(Your instructions) Each line of the entries that mentions the string "Tween" needs to be reported.

(Material to process)
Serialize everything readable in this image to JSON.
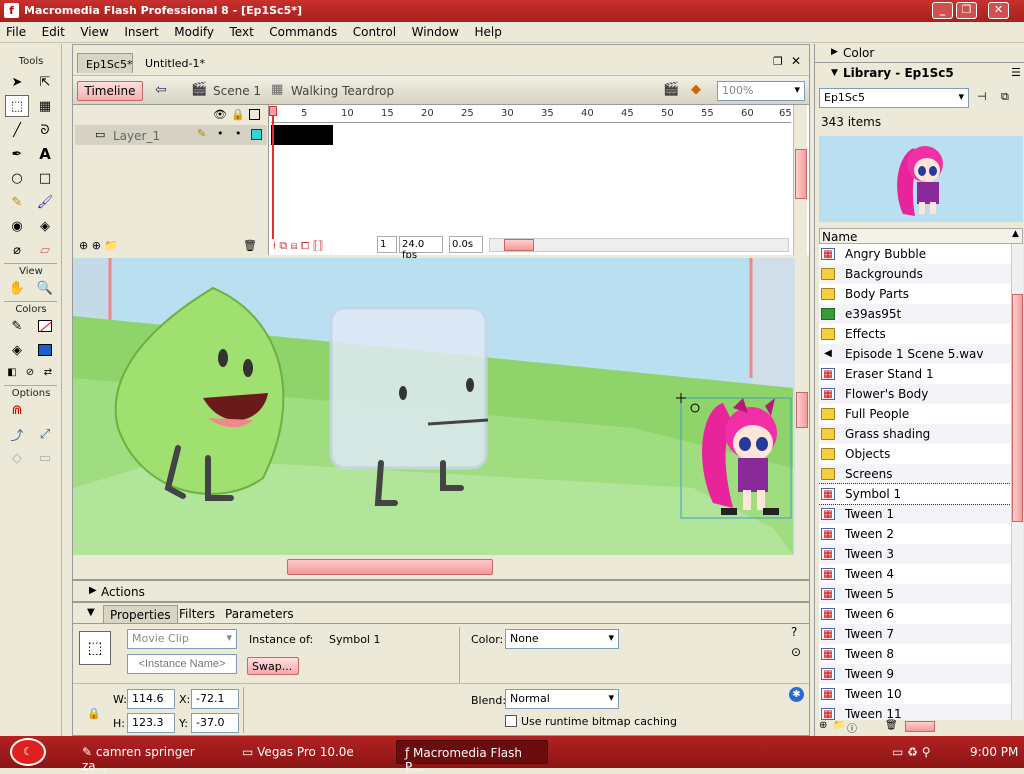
{
  "window": {
    "title": "Macromedia Flash Professional 8 - [Ep1Sc5*]",
    "app_letter": "f"
  },
  "menu": [
    "File",
    "Edit",
    "View",
    "Insert",
    "Modify",
    "Text",
    "Commands",
    "Control",
    "Window",
    "Help"
  ],
  "tools": {
    "tools_label": "Tools",
    "view_label": "View",
    "colors_label": "Colors",
    "options_label": "Options"
  },
  "doc": {
    "tabs": [
      "Ep1Sc5*",
      "Untitled-1*"
    ],
    "timeline_button": "Timeline",
    "scene": "Scene 1",
    "symbol": "Walking Teardrop",
    "zoom": "100%"
  },
  "timeline": {
    "layer": "Layer_1",
    "ruler": [
      "1",
      "5",
      "10",
      "15",
      "20",
      "25",
      "30",
      "35",
      "40",
      "45",
      "50",
      "55",
      "60",
      "65"
    ],
    "frame": "1",
    "fps": "24.0 fps",
    "time": "0.0s"
  },
  "actions": {
    "label": "Actions"
  },
  "props": {
    "tabs": [
      "Properties",
      "Filters",
      "Parameters"
    ],
    "type": "Movie Clip",
    "instance_placeholder": "<Instance Name>",
    "instance_of_label": "Instance of:",
    "instance_of": "Symbol 1",
    "swap": "Swap...",
    "color_label": "Color:",
    "color": "None",
    "w_label": "W:",
    "w": "114.6",
    "h_label": "H:",
    "h": "123.3",
    "x_label": "X:",
    "x": "-72.1",
    "y_label": "Y:",
    "y": "-37.0",
    "blend_label": "Blend:",
    "blend": "Normal",
    "cache_label": "Use runtime bitmap caching"
  },
  "right": {
    "color_panel": "Color",
    "library_panel": "Library - Ep1Sc5",
    "library_select": "Ep1Sc5",
    "count": "343 items",
    "name_col": "Name"
  },
  "library": [
    {
      "name": "Angry Bubble",
      "kind": "sym"
    },
    {
      "name": "Backgrounds",
      "kind": "folder"
    },
    {
      "name": "Body Parts",
      "kind": "folder"
    },
    {
      "name": "e39as95t",
      "kind": "bmp"
    },
    {
      "name": "Effects",
      "kind": "folder"
    },
    {
      "name": "Episode 1 Scene 5.wav",
      "kind": "snd"
    },
    {
      "name": "Eraser Stand 1",
      "kind": "sym"
    },
    {
      "name": "Flower's Body",
      "kind": "sym"
    },
    {
      "name": "Full People",
      "kind": "folder"
    },
    {
      "name": "Grass shading",
      "kind": "folder"
    },
    {
      "name": "Objects",
      "kind": "folder"
    },
    {
      "name": "Screens",
      "kind": "folder"
    },
    {
      "name": "Symbol 1",
      "kind": "sym"
    },
    {
      "name": "Tween 1",
      "kind": "sym"
    },
    {
      "name": "Tween 2",
      "kind": "sym"
    },
    {
      "name": "Tween 3",
      "kind": "sym"
    },
    {
      "name": "Tween 4",
      "kind": "sym"
    },
    {
      "name": "Tween 5",
      "kind": "sym"
    },
    {
      "name": "Tween 6",
      "kind": "sym"
    },
    {
      "name": "Tween 7",
      "kind": "sym"
    },
    {
      "name": "Tween 8",
      "kind": "sym"
    },
    {
      "name": "Tween 9",
      "kind": "sym"
    },
    {
      "name": "Tween 10",
      "kind": "sym"
    },
    {
      "name": "Tween 11",
      "kind": "sym"
    }
  ],
  "taskbar": {
    "items": [
      "camren springer za...",
      "Vegas Pro 10.0e",
      "Macromedia Flash P..."
    ],
    "clock": "9:00 PM"
  },
  "colors": {
    "title_bar": "#b42826",
    "taskbar": "#a01a1a",
    "stage_sky": "#b9dff0",
    "grass": "#8fd46a",
    "accent_pink": "#e8249a"
  }
}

(Expected answer)
      "name": "Tween 1",
      "name": "Tween 2",
      "name": "Tween 3",
      "name": "Tween 4",
      "name": "Tween 5",
      "name": "Tween 6",
      "name": "Tween 7",
      "name": "Tween 8",
      "name": "Tween 9",
      "name": "Tween 10",
      "name": "Tween 11",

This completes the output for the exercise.